'We continue to call for an extension to the current regional National Insurance Contributions holiday to all micro firms across the UK. This could create around 47,000 new jobs and add 1.3billion to GDP.'

David Kern, chief economist at the British Chambers of Commerce, argued that the strong unemployment figures cast doubt over the gloomy statistics on Britain's GDP.

'The new figures reinforce favourable trends that have been apparent over the past year, and raise continued questions over the accuracy of the much more pessimistic GDP figures,' he said.

Losses: Lloyds TSB has announced it is to shed 940 jobs in the UK, damping down the good news

Losses: Lloyds TSB has announced it is to shed 940 jobs in the UK, damping down the good news

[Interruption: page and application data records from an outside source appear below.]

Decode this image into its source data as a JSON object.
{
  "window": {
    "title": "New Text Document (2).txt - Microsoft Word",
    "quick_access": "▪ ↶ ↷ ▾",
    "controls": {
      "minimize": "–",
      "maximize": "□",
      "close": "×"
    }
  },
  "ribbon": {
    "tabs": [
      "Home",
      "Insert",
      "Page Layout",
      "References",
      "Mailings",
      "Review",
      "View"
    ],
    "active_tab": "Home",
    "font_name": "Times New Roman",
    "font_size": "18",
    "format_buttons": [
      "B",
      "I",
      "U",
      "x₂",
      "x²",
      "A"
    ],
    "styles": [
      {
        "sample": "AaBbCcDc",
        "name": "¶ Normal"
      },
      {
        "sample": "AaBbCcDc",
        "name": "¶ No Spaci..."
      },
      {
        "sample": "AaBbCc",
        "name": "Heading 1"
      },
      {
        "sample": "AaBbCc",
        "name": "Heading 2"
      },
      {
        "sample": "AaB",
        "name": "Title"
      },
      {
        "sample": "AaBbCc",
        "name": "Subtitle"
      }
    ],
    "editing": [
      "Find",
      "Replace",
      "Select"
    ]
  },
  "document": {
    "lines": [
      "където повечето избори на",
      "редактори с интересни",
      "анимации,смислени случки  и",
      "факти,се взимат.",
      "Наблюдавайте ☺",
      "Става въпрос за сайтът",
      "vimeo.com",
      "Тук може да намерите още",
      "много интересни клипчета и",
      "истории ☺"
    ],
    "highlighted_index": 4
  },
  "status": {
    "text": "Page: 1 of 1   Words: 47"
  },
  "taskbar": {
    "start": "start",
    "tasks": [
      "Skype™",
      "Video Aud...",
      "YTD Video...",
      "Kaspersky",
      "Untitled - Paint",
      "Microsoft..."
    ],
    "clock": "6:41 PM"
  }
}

Lloyds confirmed its plans to cut hundreds of jobs, adding: 'Lloyds Banking Group is today announcing 940 role reductions within the group operations, insurance, retail, wealth and international and commercial divisions.

'Lloyds Banking Group is committed to working through these changes with employees in a careful and sensitive way. All affected employees have been briefed by their line manager today. The group's recognised unions, Accord, Unite and LTU, were consulted prior to this announcement and will continue to be consulted.

'The group's policy is always to use natural turnover and to redeploy people wherever possible to retain their expertise and knowledge within the group.'

Ged Nichols, general secretary of Accord, said: 'This is a bleak start to the year for hard-working employees and is bad news for the UK economy on a day when the small fall in the numbers unemployed was supposed to be good news.

'The fact that nearly 200 of the jobs are to be outsourced to India is particularly unwelcome. Accord is certain that this is not what UK taxpayers would want from a bank in which they are the largest shareholder.'